At a media briefing Thursday, on the sidelines of the company's annual uValue conference and exhibition in Japan, Naoya Takahashi, Hitachi's senior vice president and CEO of platform business for the Information & Telecommunication Systems Group (ITSG), said the ability to store increasing amounts of data is not an issue because disk area density is growing year-on-year and the technology for storing data more efficiently is already available.
What is becoming more of a concern, however, is the capability to make sense of information and the ability to extract relevant data when needed, Takahashi noted.
"We not only [need to] focus on increasing capacity and performance [of storage], but also find a way to get the exact data required by corporations and individuals," he said.
During the opening keynote at the two-day Hitachi uValue Convention 2008, Manabu Shinomoto, president and CEO of Hitachi's ITSG, highlighted some areas where technology can play a greater role in adding convenience and efficiency to the living environment.
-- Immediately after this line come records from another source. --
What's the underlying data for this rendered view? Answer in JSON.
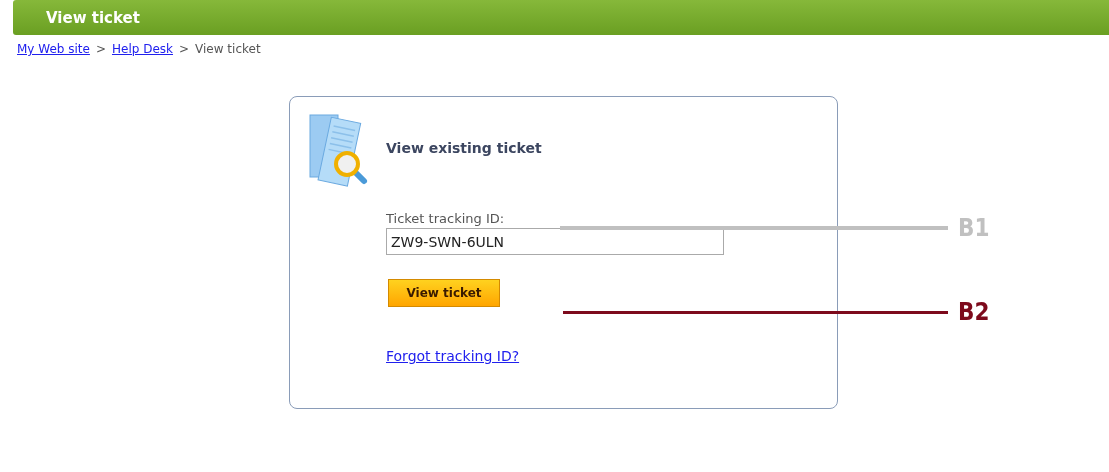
{
  "header": {
    "title": "View ticket"
  },
  "breadcrumb": {
    "items": [
      {
        "label": "My Web site",
        "kind": "link"
      },
      {
        "label": ">",
        "kind": "separator"
      },
      {
        "label": "Help Desk",
        "kind": "link"
      },
      {
        "label": ">",
        "kind": "separator"
      },
      {
        "label": "View ticket",
        "kind": "current"
      }
    ]
  },
  "card": {
    "title": "View existing ticket",
    "field_label": "Ticket tracking ID:",
    "field_value": "ZW9-SWN-6ULN",
    "button": "View ticket",
    "link": "Forgot tracking ID?"
  },
  "annotations": [
    {
      "label": "B1",
      "color": "#c0c0c0"
    },
    {
      "label": "B2",
      "color": "#7d0a1c"
    }
  ]
}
These applications include detection of unusual behavior in elevators or a real-time warning system for drivers, where high-tech image analysis is applied to ensure safety of users.
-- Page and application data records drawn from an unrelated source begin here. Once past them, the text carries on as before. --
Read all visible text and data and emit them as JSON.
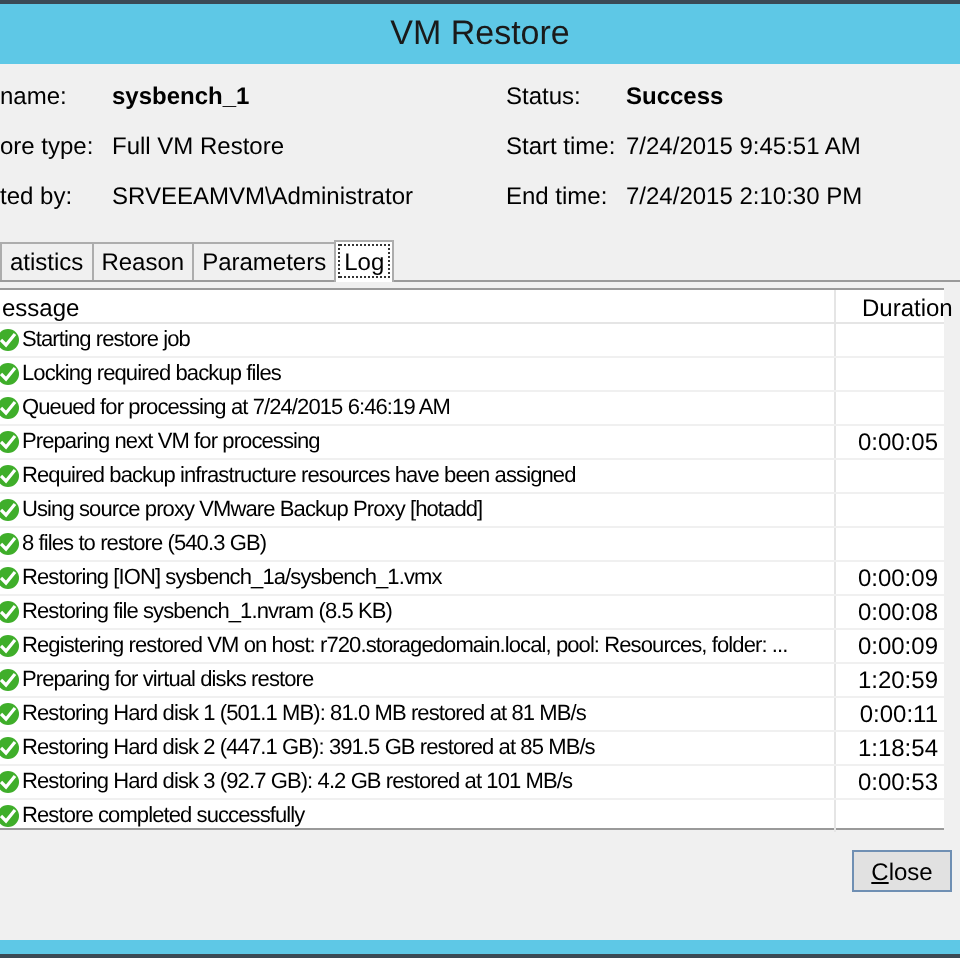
{
  "window": {
    "title": "VM Restore"
  },
  "details": [
    {
      "label": "name:",
      "value": "sysbench_1",
      "bold": true
    },
    {
      "label": "ore type:",
      "value": "Full VM Restore",
      "bold": false
    },
    {
      "label": "ted by:",
      "value": "SRVEEAMVM\\Administrator",
      "bold": false
    }
  ],
  "status": [
    {
      "label": "Status:",
      "value": "Success",
      "bold": true
    },
    {
      "label": "Start time:",
      "value": "7/24/2015 9:45:51 AM",
      "bold": false
    },
    {
      "label": "End time:",
      "value": "7/24/2015 2:10:30 PM",
      "bold": false
    }
  ],
  "tabs": [
    {
      "label": "atistics",
      "selected": false
    },
    {
      "label": "Reason",
      "selected": false
    },
    {
      "label": "Parameters",
      "selected": false
    },
    {
      "label": "Log",
      "selected": true
    }
  ],
  "table": {
    "columns": [
      "essage",
      "Duration"
    ],
    "rows": [
      {
        "message": "Starting restore job",
        "duration": ""
      },
      {
        "message": "Locking required backup files",
        "duration": ""
      },
      {
        "message": "Queued for processing at 7/24/2015 6:46:19 AM",
        "duration": ""
      },
      {
        "message": "Preparing next VM for processing",
        "duration": "0:00:05"
      },
      {
        "message": "Required backup infrastructure resources have been assigned",
        "duration": ""
      },
      {
        "message": "Using source proxy VMware Backup Proxy [hotadd]",
        "duration": ""
      },
      {
        "message": "8 files to restore (540.3 GB)",
        "duration": ""
      },
      {
        "message": "Restoring [ION] sysbench_1a/sysbench_1.vmx",
        "duration": "0:00:09"
      },
      {
        "message": "Restoring file sysbench_1.nvram (8.5 KB)",
        "duration": "0:00:08"
      },
      {
        "message": "Registering restored VM on host: r720.storagedomain.local, pool: Resources, folder: ...",
        "duration": "0:00:09"
      },
      {
        "message": "Preparing for virtual disks restore",
        "duration": "1:20:59"
      },
      {
        "message": "Restoring Hard disk 1 (501.1 MB): 81.0 MB restored at 81 MB/s",
        "duration": "0:00:11"
      },
      {
        "message": "Restoring Hard disk 2 (447.1 GB): 391.5 GB restored at 85 MB/s",
        "duration": "1:18:54"
      },
      {
        "message": "Restoring Hard disk 3 (92.7 GB): 4.2 GB restored at 101 MB/s",
        "duration": "0:00:53"
      },
      {
        "message": "Restore completed successfully",
        "duration": ""
      }
    ]
  },
  "buttons": [
    "Close"
  ]
}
According to Takahashi, with the proliferation of such applications, image-matching technology will become "very important" in future.
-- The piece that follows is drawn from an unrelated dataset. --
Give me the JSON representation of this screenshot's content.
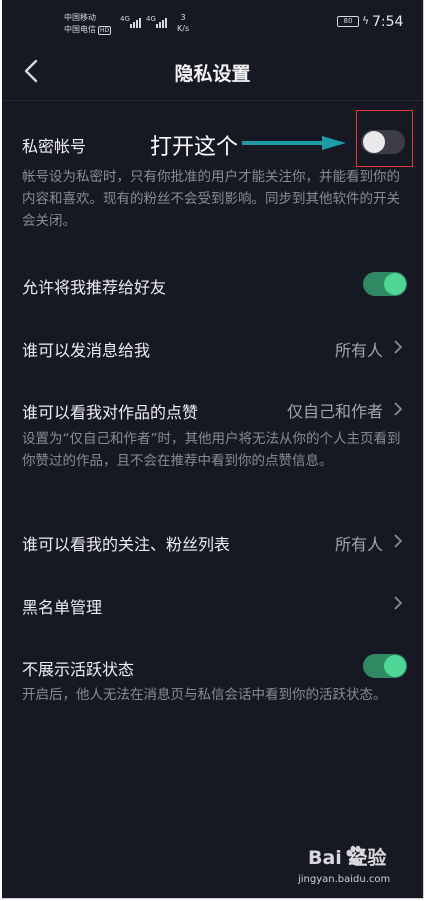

Along the same vein, Hitachi touched on the value of pulling out the right archived information in the backend, enterprise database. In his speech, Shinomoto, who is also executive vice president and executive officer of Hitachi, introduced the term KAAS or knowledge-as-a-service.
Takahashi explained that KAAS, still a concept under development, was initiated about a year ago with the goal of extracting common or useful knowledge for use in future projects. The vision is similar to that of using old documents as a template for creating new ones, he pointed out, except that it will be used for scenarios such as developing IT systems in organizations.
Hitachi's activities in this space, such as mobilizing KAAS, said Takahashi, will be accelerated going forward.
According to company executives Wednesday, Hitachi is on schedule to complete by end-2008, a US$2 billion research and development (R&D) investment in storage spanning over six years. The company is now evaluating its next R&D investment, which will likely match, if not exceed, the current commitment, ZDNet Asia understands from Hitachi Data Systems' vice president and CTO Hu Yoshida.
On the uValue exhibition floor, Hitachi showcased various technologies, both in the development and newly implemented stage. These include the finger vein authentication technology for use in machines such as cars, fitness equipment and printers; and a subway touch map that can also provide information that can be downloaded into mobile phones. The second-generation EMIEW robot, designed for use as a workmate, guide and helper to the elderly or persons with disabilities, was also showcased at the exhibition.
Vivian Yeo of ZDNet Asia reported from the Hitachi uValue Convention 2008 in Tokyo, Japan.